In the professional opinion of the Roman soldier on site, Jesus was dead. He had suffocated from crucifixion, a particularly nasty way to die. The stress of suffocating after the day of beatings, getting dragged from court to court, and carrying the heavy crossbeam of the cross is almost unimaginable. Breaking the legs of those executed by crucifixion accelerated their dying. When hanging from their hands, victims were unable to exhale, they would stand, draw breath, and collapse again until starvation for air forced them up, aggravating the wounds in their feet where they were nailed to the cross. Broken legs meant no standing up, so the prisoners would be suffocated within minutes.
Jesus requires no such assistance, as I said, in the professional opinion of a soldier, He was dead. Just to be sure, they drove a spear into His side. The accumulated fluid in his lungs spilled out as water. The membrane around the heart, the pericardium, was full of blood from His burst heart. As the blood and water flowed down the spear there was proof enough for religious leaders and governors who had never seen death on the battlefield.

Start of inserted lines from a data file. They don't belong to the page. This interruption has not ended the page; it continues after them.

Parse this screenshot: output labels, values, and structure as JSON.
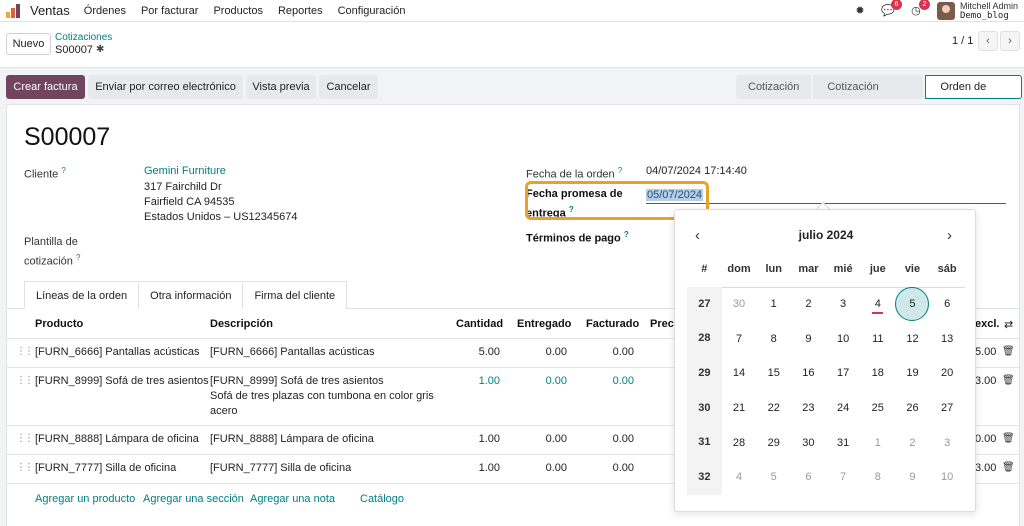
{
  "navbar": {
    "app_name": "Ventas",
    "menu": [
      "Órdenes",
      "Por facturar",
      "Productos",
      "Reportes",
      "Configuración"
    ],
    "messages_badge": "6",
    "activities_badge": "2",
    "user_name": "Mitchell Admin",
    "database": "Demo_blog",
    "logo_colors": [
      "#f0a73b",
      "#e0613c",
      "#71455e"
    ]
  },
  "control_panel": {
    "new_button": "Nuevo",
    "breadcrumb": "Cotizaciones",
    "record_name": "S00007",
    "pager": "1 / 1",
    "prev": "‹",
    "next": "›"
  },
  "actions": {
    "create_invoice": "Crear factura",
    "send_email": "Enviar por correo electrónico",
    "preview": "Vista previa",
    "cancel": "Cancelar"
  },
  "status_stages": {
    "draft": "Cotización",
    "sent": "Cotización enviada",
    "sale": "Orden de venta",
    "active": "Orden de venta"
  },
  "form": {
    "title": "S00007",
    "customer_label": "Cliente",
    "customer_name": "Gemini Furniture",
    "address_1": "317 Fairchild Dr",
    "address_2": "Fairfield CA 94535",
    "address_3": "Estados Unidos – US12345674",
    "template_label_1": "Plantilla de",
    "template_label_2": "cotización",
    "order_date_label": "Fecha de la orden",
    "order_date": "04/07/2024 17:14:40",
    "promise_label_1": "Fecha promesa de",
    "promise_label_2": "entrega",
    "promise_date": "05/07/2024",
    "payment_terms_label": "Términos de pago",
    "help": "?"
  },
  "tabs": [
    "Líneas de la orden",
    "Otra información",
    "Firma del cliente"
  ],
  "table": {
    "headers": {
      "product": "Producto",
      "description": "Descripción",
      "quantity": "Cantidad",
      "delivered": "Entregado",
      "invoiced": "Facturado",
      "price": "Preci",
      "excl": "excl."
    },
    "rows": [
      {
        "product": "[FURN_6666] Pantallas acústicas",
        "description": "[FURN_6666] Pantallas acústicas",
        "description_2": "",
        "description_3": "",
        "quantity": "5.00",
        "delivered": "0.00",
        "invoiced": "0.00",
        "subtotal": "5.00"
      },
      {
        "product": "[FURN_8999] Sofá de tres asientos",
        "description": "[FURN_8999] Sofá de tres asientos",
        "description_2": "Sofá de tres plazas con tumbona en color gris",
        "description_3": "acero",
        "quantity": "1.00",
        "delivered": "0.00",
        "invoiced": "0.00",
        "subtotal": "3.00"
      },
      {
        "product": "[FURN_8888] Lámpara de oficina",
        "description": "[FURN_8888] Lámpara de oficina",
        "description_2": "",
        "description_3": "",
        "quantity": "1.00",
        "delivered": "0.00",
        "invoiced": "0.00",
        "subtotal": "0.00"
      },
      {
        "product": "[FURN_7777] Silla de oficina",
        "description": "[FURN_7777] Silla de oficina",
        "description_2": "",
        "description_3": "",
        "quantity": "1.00",
        "delivered": "0.00",
        "invoiced": "0.00",
        "subtotal": "3.00"
      }
    ],
    "add_product": "Agregar un producto",
    "add_section": "Agregar una sección",
    "add_note": "Agregar una nota",
    "catalog": "Catálogo"
  },
  "datepicker": {
    "month_label": "julio 2024",
    "prev": "‹",
    "next": "›",
    "week_header": "#",
    "weekdays": [
      "dom",
      "lun",
      "mar",
      "mié",
      "jue",
      "vie",
      "sáb"
    ],
    "weeks": [
      {
        "num": "27",
        "days": [
          "30",
          "1",
          "2",
          "3",
          "4",
          "5",
          "6"
        ]
      },
      {
        "num": "28",
        "days": [
          "7",
          "8",
          "9",
          "10",
          "11",
          "12",
          "13"
        ]
      },
      {
        "num": "29",
        "days": [
          "14",
          "15",
          "16",
          "17",
          "18",
          "19",
          "20"
        ]
      },
      {
        "num": "30",
        "days": [
          "21",
          "22",
          "23",
          "24",
          "25",
          "26",
          "27"
        ]
      },
      {
        "num": "31",
        "days": [
          "28",
          "29",
          "30",
          "31",
          "1",
          "2",
          "3"
        ]
      },
      {
        "num": "32",
        "days": [
          "4",
          "5",
          "6",
          "7",
          "8",
          "9",
          "10"
        ]
      }
    ],
    "today": "4",
    "selected": "5"
  }
}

Not only were the enemies of Christ convinced He was dead, but His friends were as well. Joseph and Nicodemus were followers of Jesus, friends who used their social position to acquire the body. They made Jesus ready for burial according to the customs of the time, which required no few hours of manipulating, washing, and wrapping the corpse. If there had been any sign of life, would these loving friends have missed it? Then they lay Jesus in a tomb cut into the rock on a spring night in Jerusalem. Had some spark of life remained by impossible chance it would have extinguished in the quiet of the cold tomb with no water, no food, and hypothermia. Jesus really died.